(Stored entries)

* * *

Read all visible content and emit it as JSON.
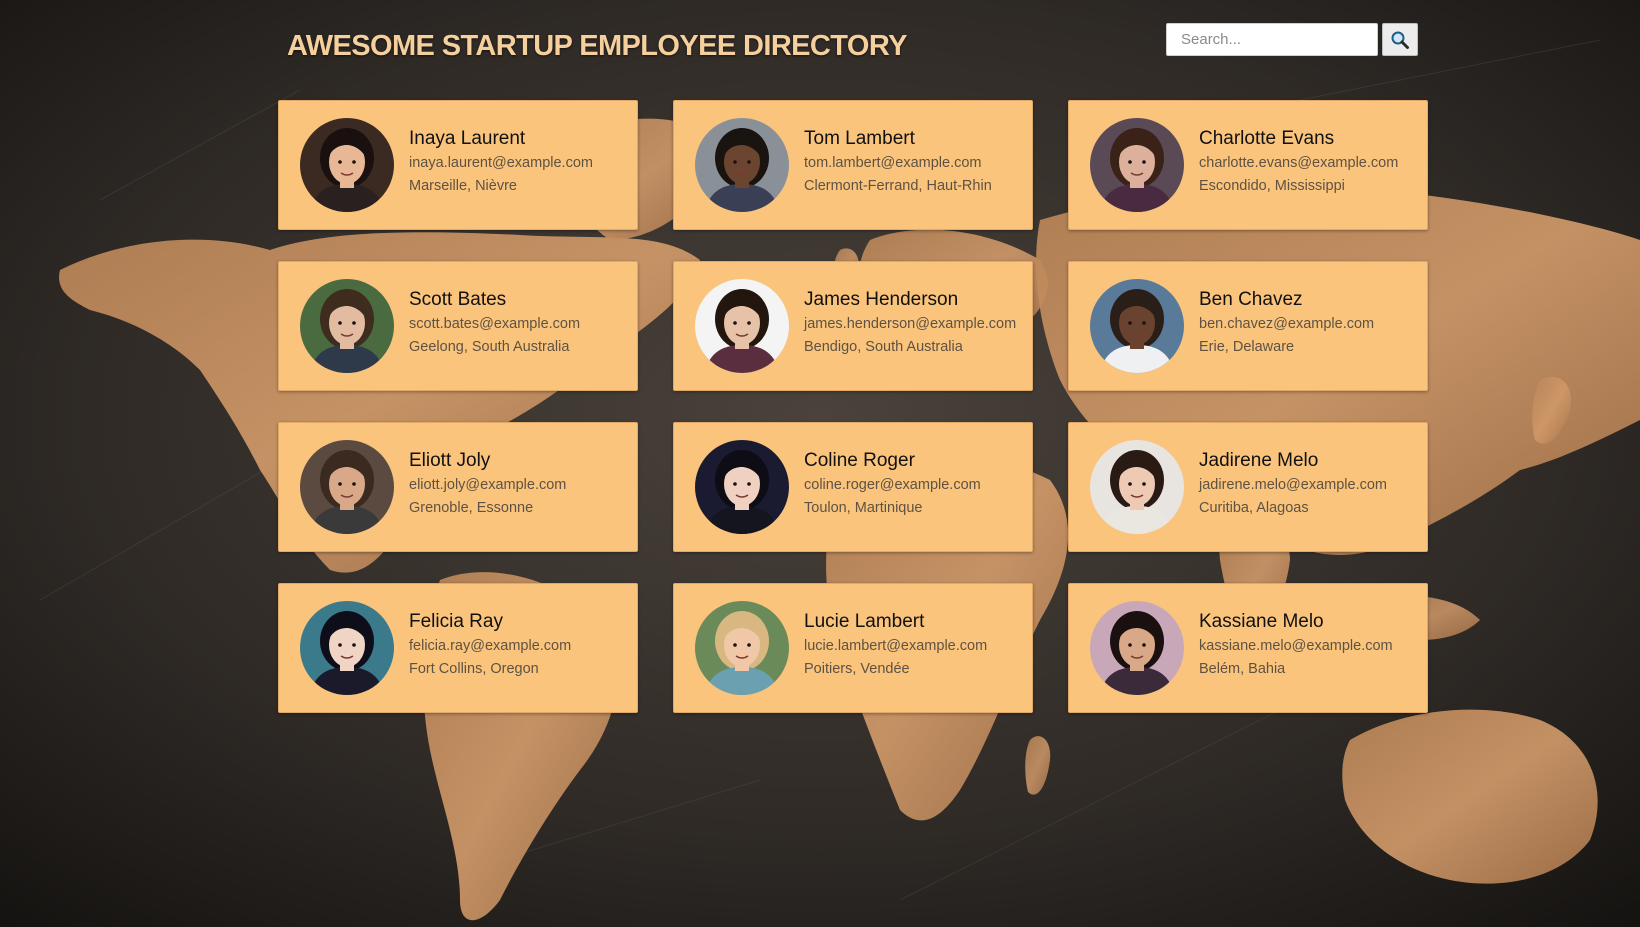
{
  "header": {
    "title": "AWESOME STARTUP EMPLOYEE DIRECTORY",
    "search_placeholder": "Search...",
    "search_icon": "magnifying-glass-icon"
  },
  "colors": {
    "title": "#f5cf9c",
    "card_background": "#fac47d",
    "page_background": "#2a2622",
    "map_land": "#c08a5c"
  },
  "employees": [
    {
      "name": "Inaya Laurent",
      "email": "inaya.laurent@example.com",
      "location": "Marseille, Nièvre",
      "skin": "#e8b896",
      "hair": "#1a1010",
      "bg": "#3a2a22",
      "shirt": "#2a2020"
    },
    {
      "name": "Tom Lambert",
      "email": "tom.lambert@example.com",
      "location": "Clermont-Ferrand, Haut-Rhin",
      "skin": "#6b4530",
      "hair": "#1a1410",
      "bg": "#8a9098",
      "shirt": "#3a3f55"
    },
    {
      "name": "Charlotte Evans",
      "email": "charlotte.evans@example.com",
      "location": "Escondido, Mississippi",
      "skin": "#dcb09a",
      "hair": "#3a2218",
      "bg": "#5a4a55",
      "shirt": "#4a2a40"
    },
    {
      "name": "Scott Bates",
      "email": "scott.bates@example.com",
      "location": "Geelong, South Australia",
      "skin": "#e2bba0",
      "hair": "#3e2c1e",
      "bg": "#4a6a40",
      "shirt": "#2e3a4a"
    },
    {
      "name": "James Henderson",
      "email": "james.henderson@example.com",
      "location": "Bendigo, South Australia",
      "skin": "#e6c2a8",
      "hair": "#22160f",
      "bg": "#f4f4f4",
      "shirt": "#5a2e3e"
    },
    {
      "name": "Ben Chavez",
      "email": "ben.chavez@example.com",
      "location": "Erie, Delaware",
      "skin": "#6a4330",
      "hair": "#2a1e18",
      "bg": "#5a7a9a",
      "shirt": "#eef0f2"
    },
    {
      "name": "Eliott Joly",
      "email": "eliott.joly@example.com",
      "location": "Grenoble, Essonne",
      "skin": "#d8a888",
      "hair": "#3a2a20",
      "bg": "#5a4a40",
      "shirt": "#3a3a3a"
    },
    {
      "name": "Coline Roger",
      "email": "coline.roger@example.com",
      "location": "Toulon, Martinique",
      "skin": "#f0d0c0",
      "hair": "#0e0c14",
      "bg": "#1a1a30",
      "shirt": "#15151f"
    },
    {
      "name": "Jadirene Melo",
      "email": "jadirene.melo@example.com",
      "location": "Curitiba, Alagoas",
      "skin": "#eecab4",
      "hair": "#2a1a14",
      "bg": "#e8e4e0",
      "shirt": "#eae6e0"
    },
    {
      "name": "Felicia Ray",
      "email": "felicia.ray@example.com",
      "location": "Fort Collins, Oregon",
      "skin": "#f0d4c4",
      "hair": "#0e0e1a",
      "bg": "#3a7a8a",
      "shirt": "#1a1a2a"
    },
    {
      "name": "Lucie Lambert",
      "email": "lucie.lambert@example.com",
      "location": "Poitiers, Vendée",
      "skin": "#f0c8a8",
      "hair": "#d8b880",
      "bg": "#6a8a5a",
      "shirt": "#6aa0b0"
    },
    {
      "name": "Kassiane Melo",
      "email": "kassiane.melo@example.com",
      "location": "Belém, Bahia",
      "skin": "#d8a888",
      "hair": "#1a1010",
      "bg": "#c8a8b8",
      "shirt": "#3a2a3a"
    }
  ]
}
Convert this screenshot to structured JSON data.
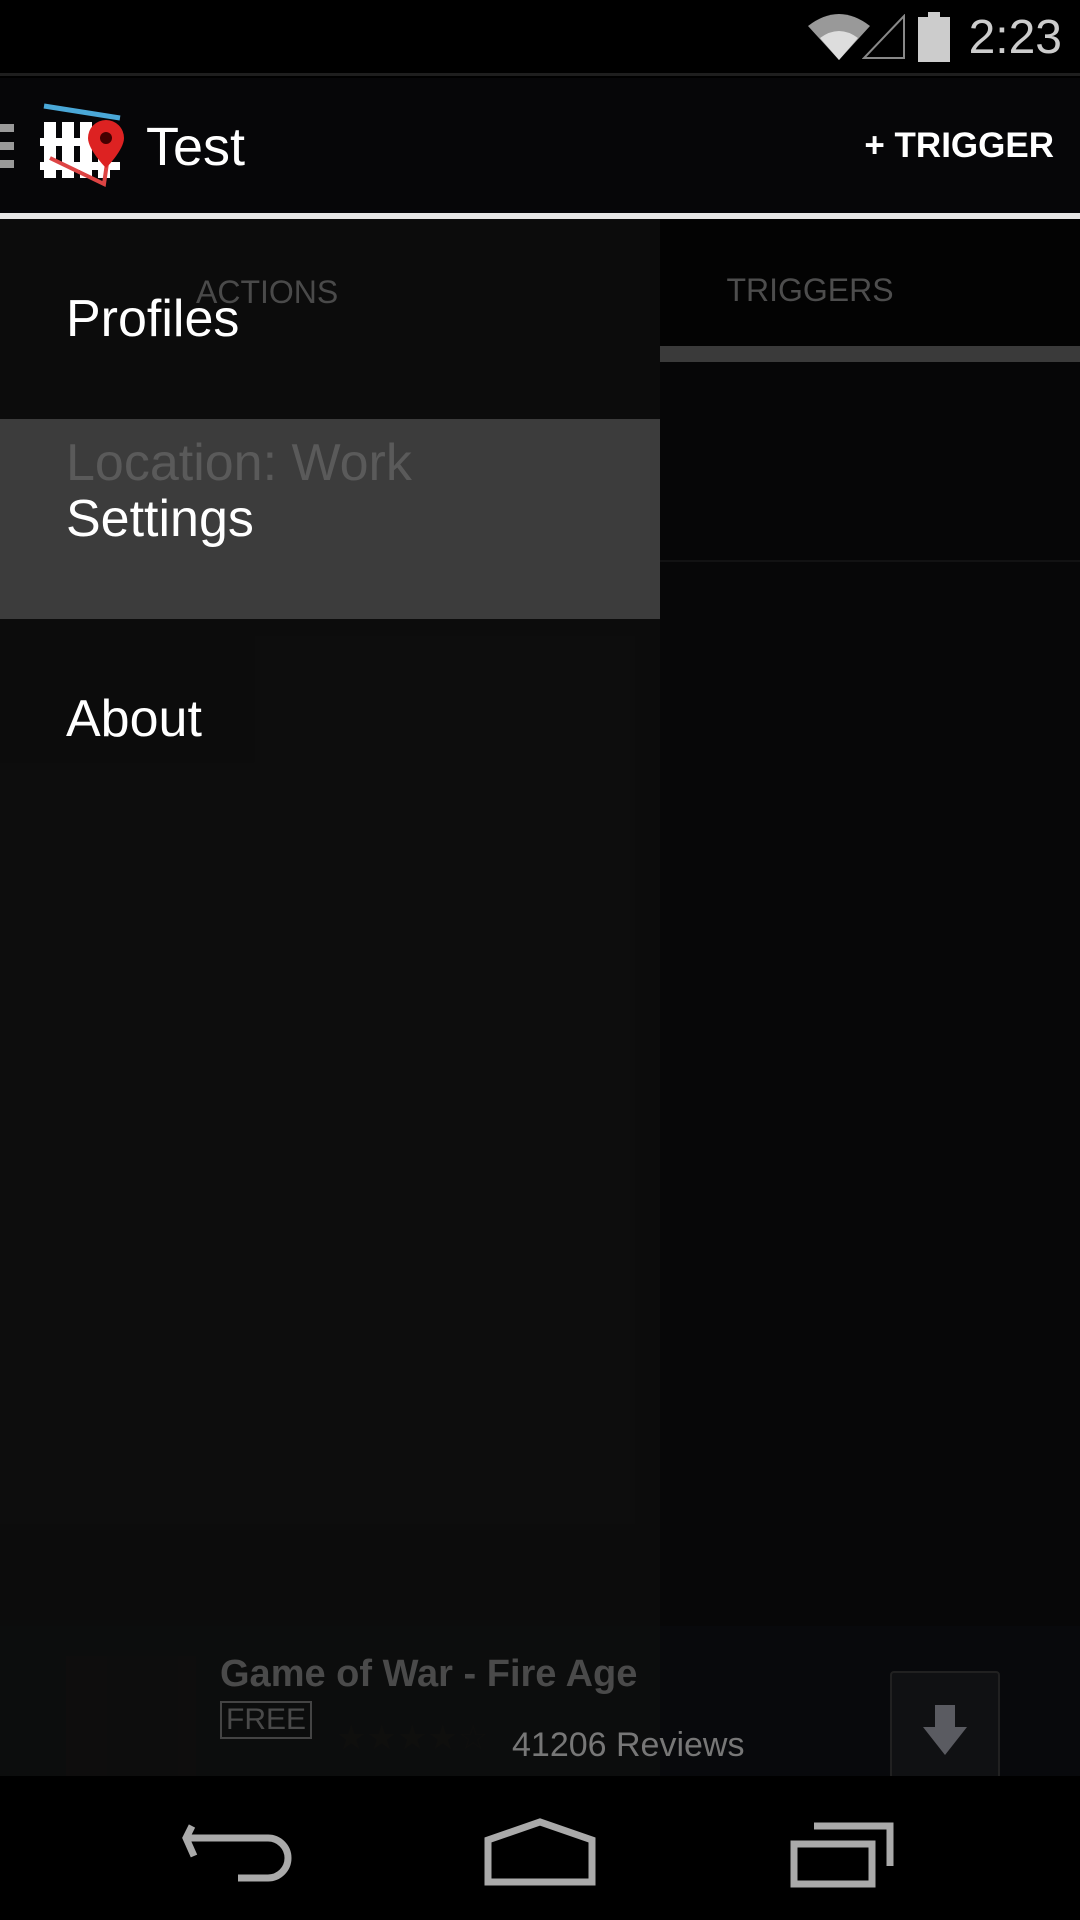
{
  "status_bar": {
    "time": "2:23",
    "icons": [
      "wifi-icon",
      "signal-icon",
      "battery-icon"
    ]
  },
  "action_bar": {
    "title": "Test",
    "add_trigger_label": "+ TRIGGER",
    "icons": [
      "drawer-toggle-icon",
      "app-logo-icon"
    ]
  },
  "tabs": [
    {
      "label": "ACTIONS"
    },
    {
      "label": "TRIGGERS",
      "selected": true
    }
  ],
  "list": {
    "items": [
      {
        "label": "Location: Work"
      }
    ]
  },
  "drawer": {
    "items": [
      {
        "label": "Profiles"
      },
      {
        "label": "Settings",
        "selected": true
      },
      {
        "label": "About"
      }
    ]
  },
  "ad": {
    "title": "Game of War - Fire Age",
    "price": "FREE",
    "rating": 4,
    "reviews": "41206 Reviews",
    "icon": "download-icon"
  },
  "nav_bar": {
    "icons": [
      "back-icon",
      "home-icon",
      "recents-icon"
    ]
  },
  "colors": {
    "highlight": "#3c3c3c",
    "tab_indicator": "#5a5a5a"
  }
}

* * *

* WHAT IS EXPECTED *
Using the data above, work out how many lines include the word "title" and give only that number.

* TASK RESPONSE *
4